Persistent post-concussive symptoms, also called post-concussion syndrome (PCS), occurs when concussion symptoms last beyond the expected recovery period after the initial injury. The usual recovery period is weeks to months. These symptoms may include headaches, dizziness, and problems with concentration and memory.
Concussion is a mild traumatic brain injury that usually happens after a blow to the head. It can also occur with violent shaking and movement of the head or body. You don't have to lose consciousness to get a concussion or experience PCS. In fact, the risk of developing PCS doesn't appear to be associated with the severity of the initial injury.
The goal of treatment after concussion is to effectively manage your symptoms.
In most people, symptoms occur within the first seven to ten days and go away within three months. Sometimes, they can persist for a year or more.
Symptoms can include:
Post-concussion headaches can vary and may feel like tension-type headaches or migraines. Most often, they are tension-type headaches. These may be associated with a neck injury that happened at the same time as the head injury.

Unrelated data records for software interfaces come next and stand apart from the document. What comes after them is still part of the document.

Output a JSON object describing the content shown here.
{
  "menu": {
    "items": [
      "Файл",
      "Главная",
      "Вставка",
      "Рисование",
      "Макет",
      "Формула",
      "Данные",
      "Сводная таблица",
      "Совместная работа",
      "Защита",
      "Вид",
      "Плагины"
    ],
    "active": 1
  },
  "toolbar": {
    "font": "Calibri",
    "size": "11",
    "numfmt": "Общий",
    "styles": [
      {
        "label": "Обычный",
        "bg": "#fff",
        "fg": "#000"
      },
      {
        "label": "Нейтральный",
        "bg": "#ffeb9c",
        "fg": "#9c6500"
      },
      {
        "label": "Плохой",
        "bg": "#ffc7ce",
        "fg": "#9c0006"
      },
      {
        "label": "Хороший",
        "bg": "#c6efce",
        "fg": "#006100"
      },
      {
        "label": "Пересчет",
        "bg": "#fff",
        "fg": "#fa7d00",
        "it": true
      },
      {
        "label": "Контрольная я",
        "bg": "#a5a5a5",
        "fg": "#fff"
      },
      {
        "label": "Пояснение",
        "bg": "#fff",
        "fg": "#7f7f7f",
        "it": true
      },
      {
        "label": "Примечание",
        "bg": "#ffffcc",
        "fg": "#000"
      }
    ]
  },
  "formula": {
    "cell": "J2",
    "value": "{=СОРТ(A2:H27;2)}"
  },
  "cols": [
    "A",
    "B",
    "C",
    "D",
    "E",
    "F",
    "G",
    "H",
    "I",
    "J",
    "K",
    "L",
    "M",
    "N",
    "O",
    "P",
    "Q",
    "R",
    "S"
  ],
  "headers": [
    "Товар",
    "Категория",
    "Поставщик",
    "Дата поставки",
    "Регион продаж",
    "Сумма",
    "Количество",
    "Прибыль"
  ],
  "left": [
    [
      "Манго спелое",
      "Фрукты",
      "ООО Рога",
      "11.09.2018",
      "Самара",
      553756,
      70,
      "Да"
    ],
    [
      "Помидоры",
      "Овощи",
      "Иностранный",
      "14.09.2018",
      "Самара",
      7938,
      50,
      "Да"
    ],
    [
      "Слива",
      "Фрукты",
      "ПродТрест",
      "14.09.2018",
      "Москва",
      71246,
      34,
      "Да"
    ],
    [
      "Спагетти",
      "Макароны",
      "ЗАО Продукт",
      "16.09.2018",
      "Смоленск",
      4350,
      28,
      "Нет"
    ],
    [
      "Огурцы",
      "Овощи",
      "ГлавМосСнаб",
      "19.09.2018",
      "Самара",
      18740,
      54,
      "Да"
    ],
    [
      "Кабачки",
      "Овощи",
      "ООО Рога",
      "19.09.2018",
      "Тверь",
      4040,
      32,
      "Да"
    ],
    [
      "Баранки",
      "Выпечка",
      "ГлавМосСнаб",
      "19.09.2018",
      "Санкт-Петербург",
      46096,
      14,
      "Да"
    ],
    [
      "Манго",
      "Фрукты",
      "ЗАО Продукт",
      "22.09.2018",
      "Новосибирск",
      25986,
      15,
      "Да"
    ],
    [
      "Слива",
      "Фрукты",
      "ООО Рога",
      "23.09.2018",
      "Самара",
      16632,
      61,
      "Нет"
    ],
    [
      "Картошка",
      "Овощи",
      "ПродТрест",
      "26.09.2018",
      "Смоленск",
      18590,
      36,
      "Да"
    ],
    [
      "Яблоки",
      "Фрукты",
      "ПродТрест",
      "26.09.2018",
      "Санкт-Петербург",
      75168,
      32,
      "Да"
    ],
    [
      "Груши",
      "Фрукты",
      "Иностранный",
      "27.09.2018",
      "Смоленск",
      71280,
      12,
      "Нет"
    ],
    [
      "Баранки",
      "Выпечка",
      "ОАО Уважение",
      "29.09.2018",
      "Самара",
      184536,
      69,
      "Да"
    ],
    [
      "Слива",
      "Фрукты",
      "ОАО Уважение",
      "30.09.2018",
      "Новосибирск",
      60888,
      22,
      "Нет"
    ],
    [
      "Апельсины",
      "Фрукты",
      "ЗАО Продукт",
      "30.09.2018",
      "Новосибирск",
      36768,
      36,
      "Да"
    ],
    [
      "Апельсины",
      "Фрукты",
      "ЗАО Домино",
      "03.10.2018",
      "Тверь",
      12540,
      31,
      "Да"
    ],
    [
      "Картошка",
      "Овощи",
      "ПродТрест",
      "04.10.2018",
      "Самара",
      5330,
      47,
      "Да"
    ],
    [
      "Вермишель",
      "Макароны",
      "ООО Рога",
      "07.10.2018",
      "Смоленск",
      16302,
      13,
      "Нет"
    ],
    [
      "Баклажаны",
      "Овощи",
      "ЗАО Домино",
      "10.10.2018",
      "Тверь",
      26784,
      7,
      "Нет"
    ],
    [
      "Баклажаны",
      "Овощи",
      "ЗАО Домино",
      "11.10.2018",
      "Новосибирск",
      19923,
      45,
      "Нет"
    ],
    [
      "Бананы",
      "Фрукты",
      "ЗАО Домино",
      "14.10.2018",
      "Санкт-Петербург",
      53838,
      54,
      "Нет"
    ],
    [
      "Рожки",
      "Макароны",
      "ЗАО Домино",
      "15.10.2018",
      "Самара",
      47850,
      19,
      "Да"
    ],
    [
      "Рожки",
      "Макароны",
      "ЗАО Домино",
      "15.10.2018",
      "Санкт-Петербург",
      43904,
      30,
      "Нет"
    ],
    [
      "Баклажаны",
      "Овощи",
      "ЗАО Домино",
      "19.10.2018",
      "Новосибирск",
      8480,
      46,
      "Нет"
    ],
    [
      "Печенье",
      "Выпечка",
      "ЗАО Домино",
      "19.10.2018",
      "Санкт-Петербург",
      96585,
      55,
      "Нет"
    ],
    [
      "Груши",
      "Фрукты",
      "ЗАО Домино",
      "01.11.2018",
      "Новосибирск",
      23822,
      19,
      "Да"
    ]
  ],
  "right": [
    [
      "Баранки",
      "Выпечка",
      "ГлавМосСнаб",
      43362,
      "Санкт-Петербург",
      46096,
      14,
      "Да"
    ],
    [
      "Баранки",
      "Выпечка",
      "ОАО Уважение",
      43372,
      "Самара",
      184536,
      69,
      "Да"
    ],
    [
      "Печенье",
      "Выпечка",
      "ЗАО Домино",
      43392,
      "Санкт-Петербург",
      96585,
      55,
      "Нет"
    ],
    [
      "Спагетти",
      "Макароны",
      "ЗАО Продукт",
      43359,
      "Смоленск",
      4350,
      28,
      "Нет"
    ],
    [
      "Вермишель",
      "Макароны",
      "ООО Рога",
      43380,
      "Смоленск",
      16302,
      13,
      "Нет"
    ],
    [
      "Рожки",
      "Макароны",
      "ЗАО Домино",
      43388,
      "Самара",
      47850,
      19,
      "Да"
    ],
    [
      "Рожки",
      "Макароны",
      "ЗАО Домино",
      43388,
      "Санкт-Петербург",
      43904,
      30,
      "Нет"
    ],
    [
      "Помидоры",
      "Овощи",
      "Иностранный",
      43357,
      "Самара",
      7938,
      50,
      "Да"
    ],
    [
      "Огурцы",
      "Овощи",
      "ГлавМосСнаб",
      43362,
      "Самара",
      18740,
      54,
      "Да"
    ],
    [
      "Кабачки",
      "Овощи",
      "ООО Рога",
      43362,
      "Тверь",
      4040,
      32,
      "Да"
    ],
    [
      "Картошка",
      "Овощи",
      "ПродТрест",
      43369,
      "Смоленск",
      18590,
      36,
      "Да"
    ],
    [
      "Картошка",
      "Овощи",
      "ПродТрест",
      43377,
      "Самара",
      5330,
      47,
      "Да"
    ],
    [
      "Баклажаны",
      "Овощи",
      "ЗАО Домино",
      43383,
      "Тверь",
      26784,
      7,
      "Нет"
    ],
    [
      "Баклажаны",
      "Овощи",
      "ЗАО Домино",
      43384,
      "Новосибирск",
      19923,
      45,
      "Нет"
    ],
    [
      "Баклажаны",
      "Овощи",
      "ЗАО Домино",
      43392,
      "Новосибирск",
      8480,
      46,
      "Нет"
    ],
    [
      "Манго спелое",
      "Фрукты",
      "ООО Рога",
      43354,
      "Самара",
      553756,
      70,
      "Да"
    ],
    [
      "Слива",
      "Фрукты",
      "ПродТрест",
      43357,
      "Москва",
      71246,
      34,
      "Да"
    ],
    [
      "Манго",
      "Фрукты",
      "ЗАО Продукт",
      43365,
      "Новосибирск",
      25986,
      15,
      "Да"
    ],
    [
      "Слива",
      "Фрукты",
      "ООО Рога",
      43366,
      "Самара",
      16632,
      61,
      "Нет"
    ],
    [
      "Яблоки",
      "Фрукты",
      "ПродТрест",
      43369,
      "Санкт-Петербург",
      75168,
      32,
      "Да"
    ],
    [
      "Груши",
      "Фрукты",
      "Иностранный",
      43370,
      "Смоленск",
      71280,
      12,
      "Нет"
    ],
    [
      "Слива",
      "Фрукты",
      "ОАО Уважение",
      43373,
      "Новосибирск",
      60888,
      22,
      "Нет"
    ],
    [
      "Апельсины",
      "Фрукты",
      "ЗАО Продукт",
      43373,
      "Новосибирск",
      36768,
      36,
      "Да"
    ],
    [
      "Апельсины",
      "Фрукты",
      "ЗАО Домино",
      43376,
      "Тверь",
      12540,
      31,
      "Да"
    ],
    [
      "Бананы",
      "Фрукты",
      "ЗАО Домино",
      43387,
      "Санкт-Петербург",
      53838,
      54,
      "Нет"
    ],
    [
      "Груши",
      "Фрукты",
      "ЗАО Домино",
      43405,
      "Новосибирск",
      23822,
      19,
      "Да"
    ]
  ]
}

There is no one test available to determine conclusively that you have post-concussion syndrome (PCS).
If you're experiencing dizziness, you could be referred to a medical professional who specializes in ear, nose, and throat complaints.
if your symptoms include anxiety or if you're having problems with memory, you may be referred to a psychologist or licensed counselor.
There are various physical and neuropsychological tests for evaluating PCS, and accurate symptom reporting is very important in facilitating a correct diagnosis.
In conjunction with evaluating PCS, Your healthcare provider might want to order a computerized tomography scan (CT scan) or magnetic resonance imaging (MRI) of your brain to check for serious damage–these may help detect structural brain abnormalities or damage to the bone–but they will not determine the presence of PCS.